*** Block opens ***

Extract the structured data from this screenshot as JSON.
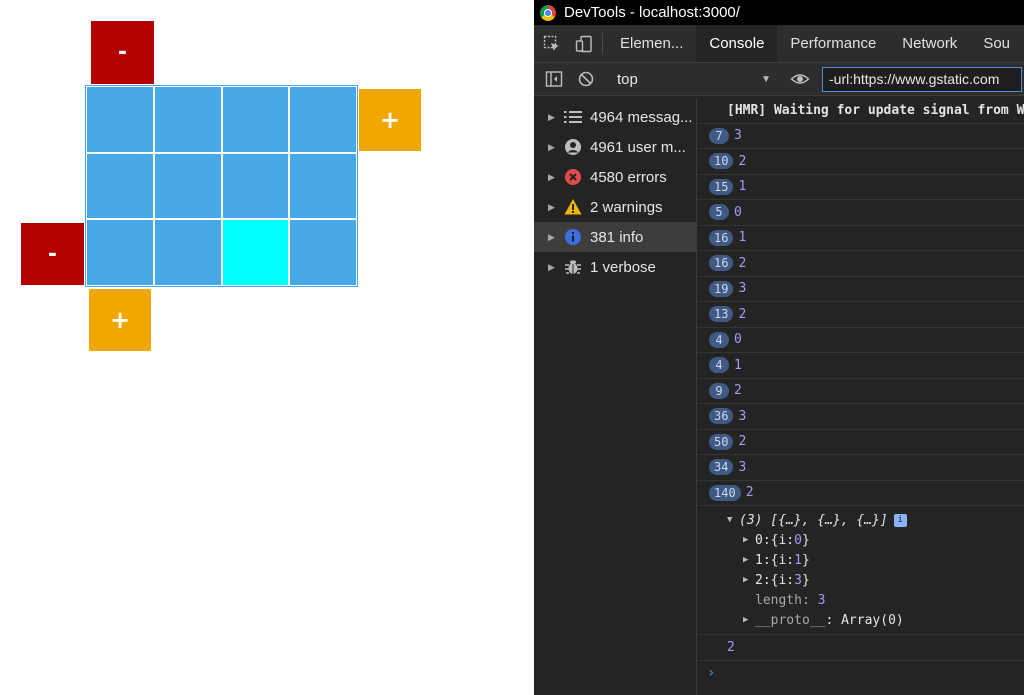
{
  "app": {
    "controls": {
      "top_minus": "-",
      "left_minus": "-",
      "right_plus": "+",
      "bottom_plus": "+"
    },
    "grid": {
      "rows": 3,
      "columns": 4,
      "active_cell": {
        "row": 3,
        "column": 3
      },
      "colors": {
        "cell": "#47a8e6",
        "active": "#00ffff",
        "minus": "#b50000",
        "plus": "#f0a800"
      }
    }
  },
  "devtools": {
    "window_title": "DevTools - localhost:3000/",
    "tabs": [
      {
        "label": "Elemen..."
      },
      {
        "label": "Console"
      },
      {
        "label": "Performance"
      },
      {
        "label": "Network"
      },
      {
        "label": "Sou"
      }
    ],
    "active_tab": "Console",
    "toolbar": {
      "context": "top",
      "filter_value": "-url:https://www.gstatic.com"
    },
    "sidebar": [
      {
        "label": "4964 messag...",
        "icon": "list-icon"
      },
      {
        "label": "4961 user m...",
        "icon": "user-icon"
      },
      {
        "label": "4580 errors",
        "icon": "error-icon"
      },
      {
        "label": "2 warnings",
        "icon": "warning-icon"
      },
      {
        "label": "381 info",
        "icon": "info-icon"
      },
      {
        "label": "1 verbose",
        "icon": "bug-icon"
      }
    ],
    "selected_sidebar": "381 info",
    "console": {
      "hmr_message": "[HMR] Waiting for update signal from WDS...",
      "log_rows": [
        {
          "count": "7",
          "value": "3"
        },
        {
          "count": "10",
          "value": "2"
        },
        {
          "count": "15",
          "value": "1"
        },
        {
          "count": "5",
          "value": "0"
        },
        {
          "count": "16",
          "value": "1"
        },
        {
          "count": "16",
          "value": "2"
        },
        {
          "count": "19",
          "value": "3"
        },
        {
          "count": "13",
          "value": "2"
        },
        {
          "count": "4",
          "value": "0"
        },
        {
          "count": "4",
          "value": "1"
        },
        {
          "count": "9",
          "value": "2"
        },
        {
          "count": "36",
          "value": "3"
        },
        {
          "count": "50",
          "value": "2"
        },
        {
          "count": "34",
          "value": "3"
        },
        {
          "count": "140",
          "value": "2"
        }
      ],
      "array": {
        "summary": "(3) [{…}, {…}, {…}]",
        "items": [
          {
            "key": "0:",
            "prefix": " {i: ",
            "value": "0",
            "suffix": "}"
          },
          {
            "key": "1:",
            "prefix": " {i: ",
            "value": "1",
            "suffix": "}"
          },
          {
            "key": "2:",
            "prefix": " {i: ",
            "value": "3",
            "suffix": "}"
          }
        ],
        "length_key": "length",
        "length_value": "3",
        "proto_key": "__proto__",
        "proto_value": "Array(0)"
      },
      "result_value": "2",
      "prompt": "›"
    }
  }
}
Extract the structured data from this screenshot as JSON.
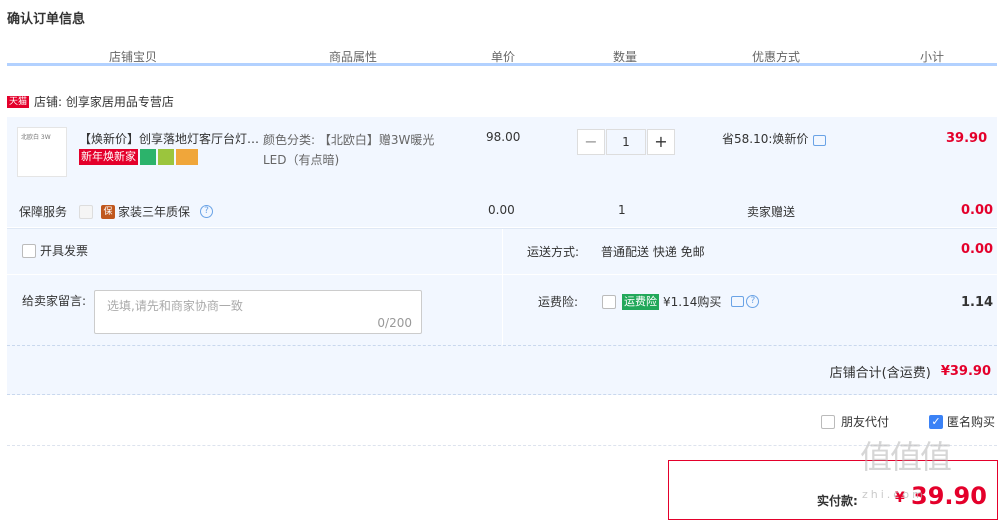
{
  "page_title": "确认订单信息",
  "table_headers": [
    "店铺宝贝",
    "商品属性",
    "单价",
    "数量",
    "优惠方式",
    "小计"
  ],
  "shop": {
    "badge": "天猫",
    "label": "店铺: 创享家居用品专营店"
  },
  "item": {
    "thumb_text": "北欧白 3W",
    "name": "【焕新价】创享落地灯客厅台灯…",
    "tag": "新年焕新家",
    "attr_line1": "颜色分类: 【北欧白】赠3W暖光",
    "attr_line2": "LED（有点暗)",
    "price": "98.00",
    "qty": "1",
    "minus": "−",
    "plus": "+",
    "promo": "省58.10:焕新价",
    "subtotal": "39.90"
  },
  "service": {
    "label": "保障服务",
    "badge": "保",
    "name": "家装三年质保",
    "help": "?",
    "price": "0.00",
    "qty": "1",
    "promo": "卖家赠送",
    "subtotal": "0.00"
  },
  "invoice_label": "开具发票",
  "shipping": {
    "label": "运送方式:",
    "value": "普通配送 快递 免邮",
    "amount": "0.00"
  },
  "message": {
    "label": "给卖家留言:",
    "placeholder": "选填,请先和商家协商一致",
    "counter": "0/200"
  },
  "insurance": {
    "label": "运费险:",
    "tag": "运费险",
    "value": "¥1.14购买",
    "help": "?",
    "amount": "1.14"
  },
  "shop_total": {
    "label": "店铺合计(含运费)",
    "value": "¥39.90"
  },
  "friend_pay": "朋友代付",
  "anonymous": "匿名购买",
  "anonymous_check": "✓",
  "pay": {
    "label": "实付款:",
    "symbol": "¥",
    "value": "39.90"
  },
  "watermark": {
    "main": "值值值",
    "sub": "zhi.com"
  },
  "colors": {
    "accent_red": "#e4002b",
    "header_line": "#b2d1ff",
    "row_bg": "#f2f7ff",
    "link_blue": "#6aa3e6"
  }
}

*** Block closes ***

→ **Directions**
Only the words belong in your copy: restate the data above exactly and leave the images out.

→ **Task solution**
Extract the structured data from this screenshot as JSON.
{
  "app": {
    "controls": {
      "top_minus": "-",
      "left_minus": "-",
      "right_plus": "+",
      "bottom_plus": "+"
    },
    "grid": {
      "rows": 3,
      "columns": 4,
      "active_cell": {
        "row": 3,
        "column": 3
      },
      "colors": {
        "cell": "#47a8e6",
        "active": "#00ffff",
        "minus": "#b50000",
        "plus": "#f0a800"
      }
    }
  },
  "devtools": {
    "window_title": "DevTools - localhost:3000/",
    "tabs": [
      {
        "label": "Elemen..."
      },
      {
        "label": "Console"
      },
      {
        "label": "Performance"
      },
      {
        "label": "Network"
      },
      {
        "label": "Sou"
      }
    ],
    "active_tab": "Console",
    "toolbar": {
      "context": "top",
      "filter_value": "-url:https://www.gstatic.com"
    },
    "sidebar": [
      {
        "label": "4964 messag...",
        "icon": "list-icon"
      },
      {
        "label": "4961 user m...",
        "icon": "user-icon"
      },
      {
        "label": "4580 errors",
        "icon": "error-icon"
      },
      {
        "label": "2 warnings",
        "icon": "warning-icon"
      },
      {
        "label": "381 info",
        "icon": "info-icon"
      },
      {
        "label": "1 verbose",
        "icon": "bug-icon"
      }
    ],
    "selected_sidebar": "381 info",
    "console": {
      "hmr_message": "[HMR] Waiting for update signal from WDS...",
      "log_rows": [
        {
          "count": "7",
          "value": "3"
        },
        {
          "count": "10",
          "value": "2"
        },
        {
          "count": "15",
          "value": "1"
        },
        {
          "count": "5",
          "value": "0"
        },
        {
          "count": "16",
          "value": "1"
        },
        {
          "count": "16",
          "value": "2"
        },
        {
          "count": "19",
          "value": "3"
        },
        {
          "count": "13",
          "value": "2"
        },
        {
          "count": "4",
          "value": "0"
        },
        {
          "count": "4",
          "value": "1"
        },
        {
          "count": "9",
          "value": "2"
        },
        {
          "count": "36",
          "value": "3"
        },
        {
          "count": "50",
          "value": "2"
        },
        {
          "count": "34",
          "value": "3"
        },
        {
          "count": "140",
          "value": "2"
        }
      ],
      "array": {
        "summary": "(3) [{…}, {…}, {…}]",
        "items": [
          {
            "key": "0:",
            "prefix": " {i: ",
            "value": "0",
            "suffix": "}"
          },
          {
            "key": "1:",
            "prefix": " {i: ",
            "value": "1",
            "suffix": "}"
          },
          {
            "key": "2:",
            "prefix": " {i: ",
            "value": "3",
            "suffix": "}"
          }
        ],
        "length_key": "length",
        "length_value": "3",
        "proto_key": "__proto__",
        "proto_value": "Array(0)"
      },
      "result_value": "2",
      "prompt": "›"
    }
  }
}
Extract the structured data from this screenshot as JSON.
{
  "page_title": "确认订单信息",
  "table_headers": [
    "店铺宝贝",
    "商品属性",
    "单价",
    "数量",
    "优惠方式",
    "小计"
  ],
  "shop": {
    "badge": "天猫",
    "label": "店铺: 创享家居用品专营店"
  },
  "item": {
    "thumb_text": "北欧白 3W",
    "name": "【焕新价】创享落地灯客厅台灯…",
    "tag": "新年焕新家",
    "attr_line1": "颜色分类: 【北欧白】赠3W暖光",
    "attr_line2": "LED（有点暗)",
    "price": "98.00",
    "qty": "1",
    "minus": "−",
    "plus": "+",
    "promo": "省58.10:焕新价",
    "subtotal": "39.90"
  },
  "service": {
    "label": "保障服务",
    "badge": "保",
    "name": "家装三年质保",
    "help": "?",
    "price": "0.00",
    "qty": "1",
    "promo": "卖家赠送",
    "subtotal": "0.00"
  },
  "invoice_label": "开具发票",
  "shipping": {
    "label": "运送方式:",
    "value": "普通配送 快递 免邮",
    "amount": "0.00"
  },
  "message": {
    "label": "给卖家留言:",
    "placeholder": "选填,请先和商家协商一致",
    "counter": "0/200"
  },
  "insurance": {
    "label": "运费险:",
    "tag": "运费险",
    "value": "¥1.14购买",
    "help": "?",
    "amount": "1.14"
  },
  "shop_total": {
    "label": "店铺合计(含运费)",
    "value": "¥39.90"
  },
  "friend_pay": "朋友代付",
  "anonymous": "匿名购买",
  "anonymous_check": "✓",
  "pay": {
    "label": "实付款:",
    "symbol": "¥",
    "value": "39.90"
  },
  "watermark": {
    "main": "值值值",
    "sub": "zhi.com"
  },
  "colors": {
    "accent_red": "#e4002b",
    "header_line": "#b2d1ff",
    "row_bg": "#f2f7ff",
    "link_blue": "#6aa3e6"
  }
}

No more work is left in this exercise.